This interdisciplinary book investigates the problematization of global challenges in world politics by analyzing what they are and how they come to be.

Offering a conceptual framework, including four modes of construction—universalizing, bundling, upscaling, and creating urgency—this book provides a heuristic method for understanding how the process of rendering an issue a “global challenge” unfolds. It examines the role of the global challenges discourse, which may either reinforce or challenge the dominant orders of world politics, such as the capitalist market-based system and the liberal international order.
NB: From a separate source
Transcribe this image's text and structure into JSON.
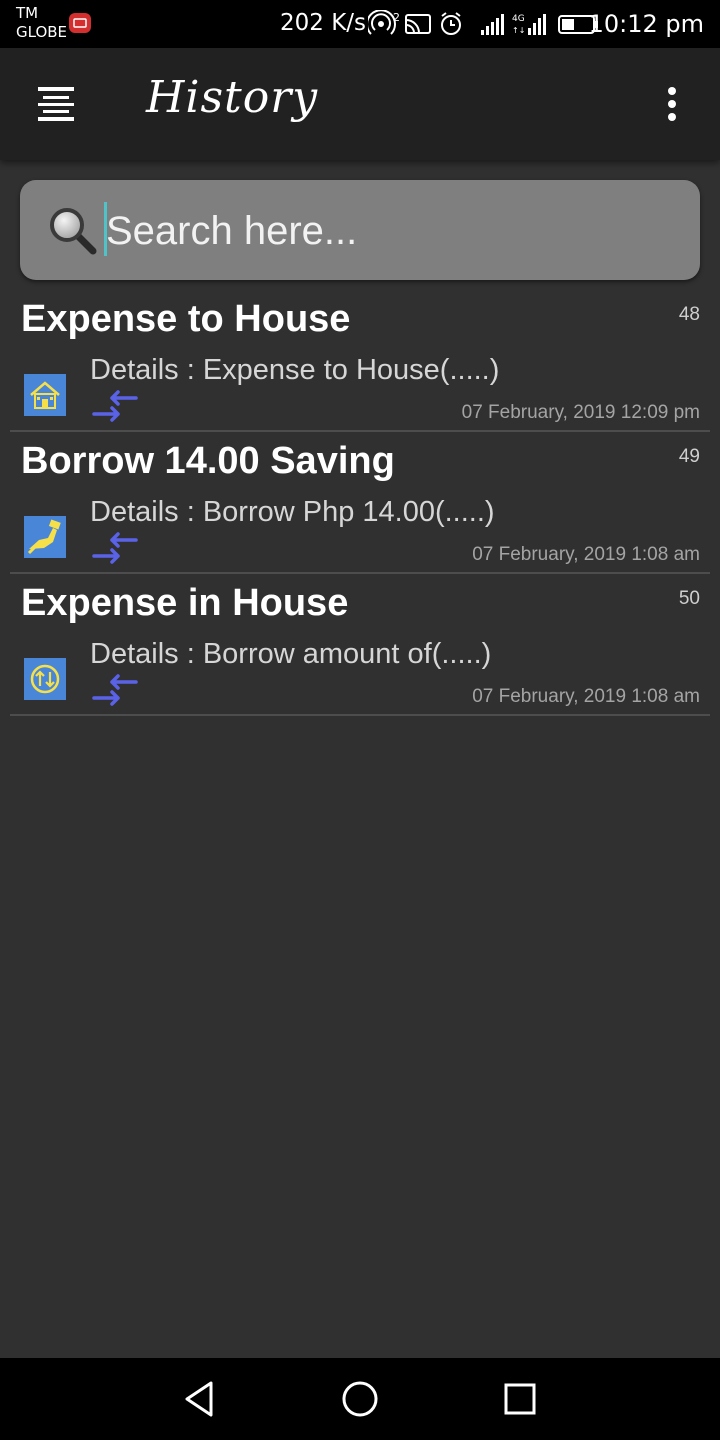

As a consequence, the global challenges discourse facilitates the emergence of new actors and policy fields.

The book will be of interest to students, academics, and practitioners of global governance, international organizations, and, more broadly, international political economy and international relations.

part II|47 pages

Global challenges avant la lettre

chapter 2|22 pages

“Unequal treaties”

Challenging international order in the 1920s

chapter 3|23 pages

“Japan” and the global challenge of modernity

Constellations of social-scientific discourses on modernity in the twentieth century

part III|37 pages

Global challenges in the discursive arena

chapter 4|14 pages

Practices of global challenging

A historical perspective and preliminary typology

chapter 5|21 pages

Talking the challenges talk

Understanding the global challenges discourse's multiple meanings, or lack thereof

part IV|68 pages

Global challenges, nation-states, and multilevel governance

chapter 6|22 pages

States' framing of mass atrocity crimes

From introducing to preserving the responsibility to protect

chapter 7|18 pages

Constructing the challenge of governance in the Arctic

Colonial, alliance, and global concerns across time

part V|69 pages

Global challenges and international organizations